This morning we're flagging JPMorgan, Bank of America, and Citigroup (Scores: 94) as shorts on sentiment. All three bulge bracket/money center banks have the highest sell side ratings combined with low levels of short interest which historically have made them underperformers according to our score.
We are publishing our updated Hedgeye Financials Sentiment Scoreboard in conjunction with the release of the latest short interest data last night. Our Scoreboard now evaluates over 300 companies across the Financials complex.
The Scoreboard combines buyside and sell-side sentiment measures. It standardizes those measures to an index of 0-100, where 100 is the best possible sentiment ranking and 0 is the worst. Our analysis shows that a contrarian strategy can be employed successfully by taking the other side of stocks with extreme readings in sentiment, either bullish or bearish. Once sentiment reaches these extreme levels, it becomes a very asymmetric setup wherein expectations become too high or too low.
We’ve quantified the tipping points for high and low sentiment. Specifically, we've found that scores of 20 or lower have a positive, average expected return while scores of 90 or greater are more likely to underperform.
Specifically, our backtest of 10,400 observations over a 10-year period found that stocks with scores of 0-10 went on to produce an average absolute return of +23.9% over the following 12-month period.

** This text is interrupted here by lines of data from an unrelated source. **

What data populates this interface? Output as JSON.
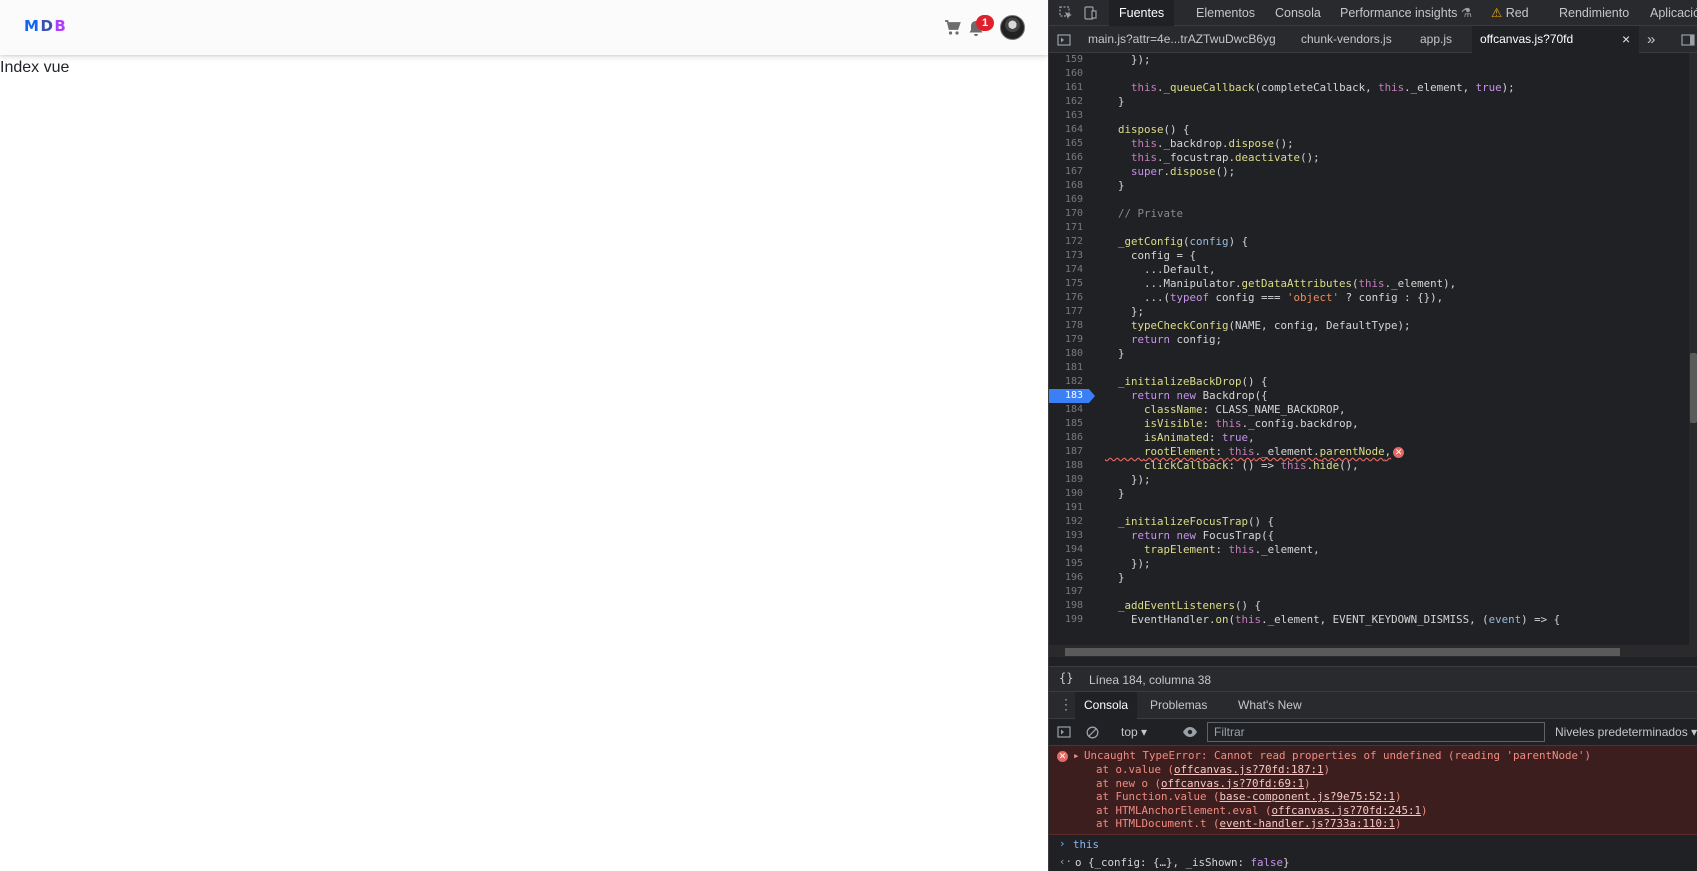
{
  "page": {
    "logo": {
      "m": "M",
      "d": "D",
      "b": "B"
    },
    "cart_icon": "cart-icon",
    "bell_icon": "bell-icon",
    "notification_count": "1",
    "body_text": "Index vue"
  },
  "devtools": {
    "tabs": [
      "Fuentes",
      "Elementos",
      "Consola",
      "Performance insights",
      "Red",
      "Rendimiento",
      "Aplicació"
    ],
    "active_tab": "Fuentes",
    "file_tabs": [
      "main.js?attr=4e...trAZTwuDwcB6yg",
      "chunk-vendors.js",
      "app.js",
      "offcanvas.js?70fd"
    ],
    "active_file": "offcanvas.js?70fd",
    "close_glyph": "×",
    "more_glyph": "»",
    "line_numbers": [
      "159",
      "160",
      "161",
      "162",
      "163",
      "164",
      "165",
      "166",
      "167",
      "168",
      "169",
      "170",
      "171",
      "172",
      "173",
      "174",
      "175",
      "176",
      "177",
      "178",
      "179",
      "180",
      "181",
      "182",
      "183",
      "184",
      "185",
      "186",
      "187",
      "188",
      "189",
      "190",
      "191",
      "192",
      "193",
      "194",
      "195",
      "196",
      "197",
      "198",
      "199"
    ],
    "breakpoint_line": "183",
    "status_text": "Línea 184, columna 38",
    "pretty_print": "{}",
    "drawer_tabs": [
      "Consola",
      "Problemas",
      "What's New"
    ],
    "console_context": "top ▾",
    "filter_placeholder": "Filtrar",
    "levels": "Niveles predeterminados ▾",
    "error": {
      "message": "Uncaught TypeError: Cannot read properties of undefined (reading 'parentNode')",
      "stack": [
        {
          "at": "at o.value (",
          "link": "offcanvas.js?70fd:187:1",
          "end": ")"
        },
        {
          "at": "at new o (",
          "link": "offcanvas.js?70fd:69:1",
          "end": ")"
        },
        {
          "at": "at Function.value (",
          "link": "base-component.js?9e75:52:1",
          "end": ")"
        },
        {
          "at": "at HTMLAnchorElement.eval (",
          "link": "offcanvas.js?70fd:245:1",
          "end": ")"
        },
        {
          "at": "at HTMLDocument.t (",
          "link": "event-handler.js?733a:110:1",
          "end": ")"
        }
      ]
    },
    "console_input": "this",
    "console_result": {
      "prefix": "o {_config: {…}, _isShown: ",
      "value": "false",
      "suffix": "}"
    },
    "colors": {
      "bg": "#202124",
      "breakpoint": "#3a7ff6",
      "error_bg": "#3c1e1e",
      "error_text": "#f28b82"
    }
  }
}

Scores of 10-20 produced an average absolute return of +11.9%. At the other end of the spectrum, stocks with sentiment scores of 90-100 produced average negative absolute returns of -10.3% over the following 12-months.
The first table below breaks the 300 companies into a few major categories and ranks all the components on a relative basis. The second table breaks the group into smaller subsectors and again gives them relative rankings within those subsectors.
The following is an excerpt from our 90 page black book entitled “Betting Against the Herd: Generating Alpha From Sentiment Extremes Across Financials.”
Let us know if you would like to receive a copy of our black book, which explains this system and its applications.
BUYS / LONGS: Financials with extremely low sentiment readings of 20 and below on our index (0-100) show strong average outperformance in absolute and relative terms across 3, 6 and 12 month subsequent durations. Stocks with sentiment ratings of 20 or lower rise an average of +15.1% over the next 12 months in absolute terms.
SELLS / SHORTS: Financials with extremely high sentiment readings of 90 and above on our proprietary sentiment index (0-100) demonstrate a marked tendency to underperform in absolute and relative terms across 3, 6 and 12 month subsequent durations. Stocks with sentiment ratings of 90 or greater fall in value an average of -10.3% over the next 12 months in absolute terms.
Joshua Steiner, CFA
Jonathan Casteleyn, CFA, CMT